Coptis said the group is raising concerns about Senate Bill 624, which would give coal-mining companies more leeway before undermining streams near the park. She said CCJ’s goal is to demonstrate to elected officials that they will “not let our park be destroyed for private profit anymore.”

“Our community has been coming together for more than 10 years, and it’s becoming clear that we are winning,” Coptis said.

Read full article at Observer-Reporter

But why ‘DRYerson?

 Poster Created by Emily Simmons

Poster Created by Emily Simmons

For more than two decades, the Center for Coalfield Justice has been involved in the protection of Ryerson Station State Park. We commented on the initial permit for longwall mining under the park, ensured that Consol Energy was held accountable for damaging the dam and destroying Duke Lake back in 2005, and we advocated with the community to protect the park. To this day, we work toward the protection of streams within Ryerson in an effort to preserve the communal and economic opportunities in the park.  

This fight has led CCJ to Harrisburg four times to meet with legislators, to talk with the governor’s staff, and to provide public comments on the status of the permit to longwall mine underneath the park.
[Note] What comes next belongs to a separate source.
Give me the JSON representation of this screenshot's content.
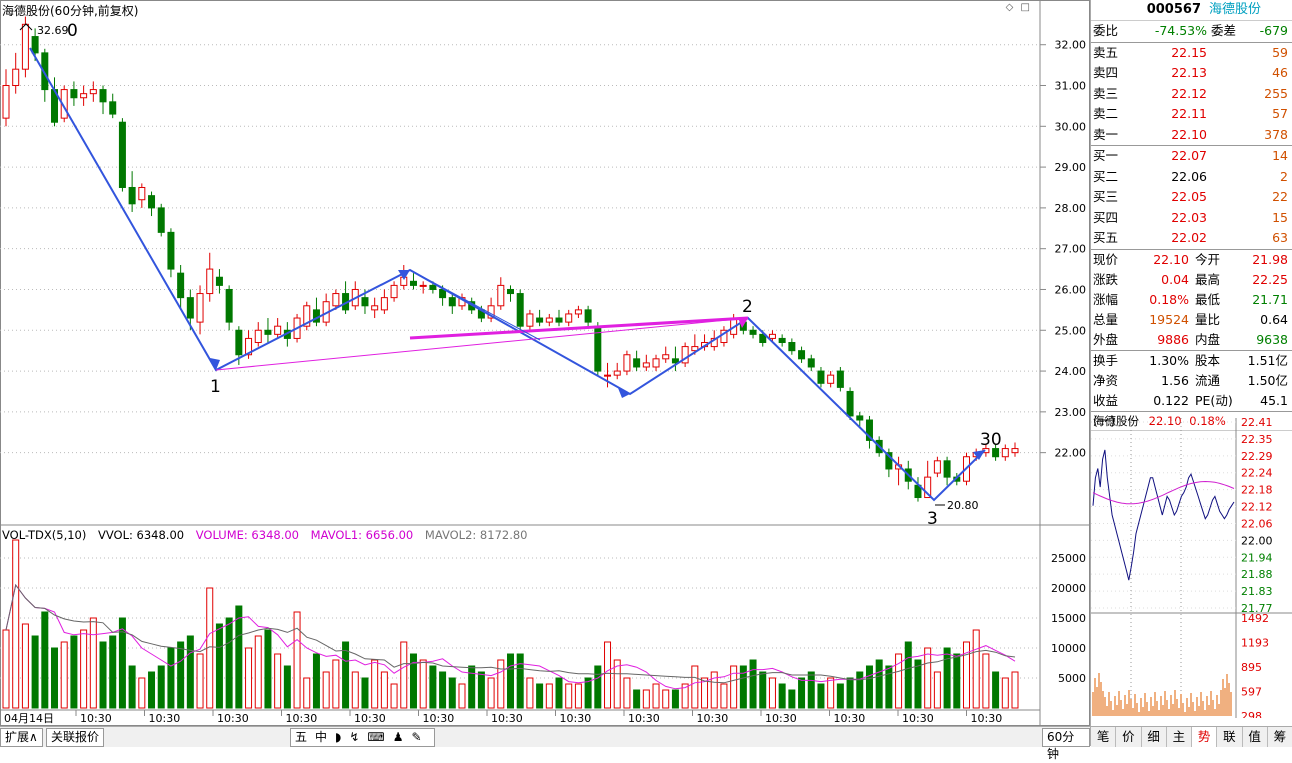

We’ve been outspoken opponents of bills like SB 624, which would cause further damage to streams in the park. The Secretary of the Department of Environmental Protection, the Secretary of the Department of Conservation and Natural Resources and the Governor’s staff even visited Ryerson in March and saw the impacts to our streams and park firsthand.

It has also led us to the courtroom, where we challenged the current permit issued in December - a challenge that led to an extraordinary legal victory against Consol Energy.  Since this supersedeas was issued, CCJ has been the topic of various billboard ads and other elements of a smear campaign orchestrated by industry front groups, but we move forward. Why keep moving forward? Within Greene County, there are not many places to recreate, hold events, or spend time in nature - Ryerson is the one place where you can do all three. This is why we hold DRYerson: to celebrate the park, to remember the hard work we have put in, and to come together to move ahead with the future we envision for the park.

 This year, the DRYerson Festival will take place on Saturday, June 24th, 2017 from 1:00 PM to 4:00 PM.  We will have live music, food, and games for kids and adults, all for free.  We will also have a raffle basket table where you can buy tickets for the chance of winning an item, a registration table for long standing members to check in and new members to join us, and event t-shirts.  We encourage members to bring friends, relatives, and dogs (on a leash, please).  As the day goes on, we’d love to hear from you about why Ryerson is important to you and what you’d like to see happening in the park in the future: because it is a state park, it is our park, and it should reflect our community.  

 For those of you who would like to be more involved in the event, there are plenty of opportunities to volunteer.   From now until the festival, we will be seeking out and accepting donations of items for the raffle baskets, so let us know if you have something to donate.  Most help, however, will be needed on the day of the event, from setting everything up to serving food to ensuring we leave behind no mess at the end.  If you are interested in volunteering some time, please email our community organizer, Sarah Martik, at smartik@gmail.com or call 724-229-3550.  Regardless of whether you want to donate time or enjoy the day, be sure to join us for the DRYerson Festival. Land and water have inherent value, and we need to remember to celebrate and protect those values all the time.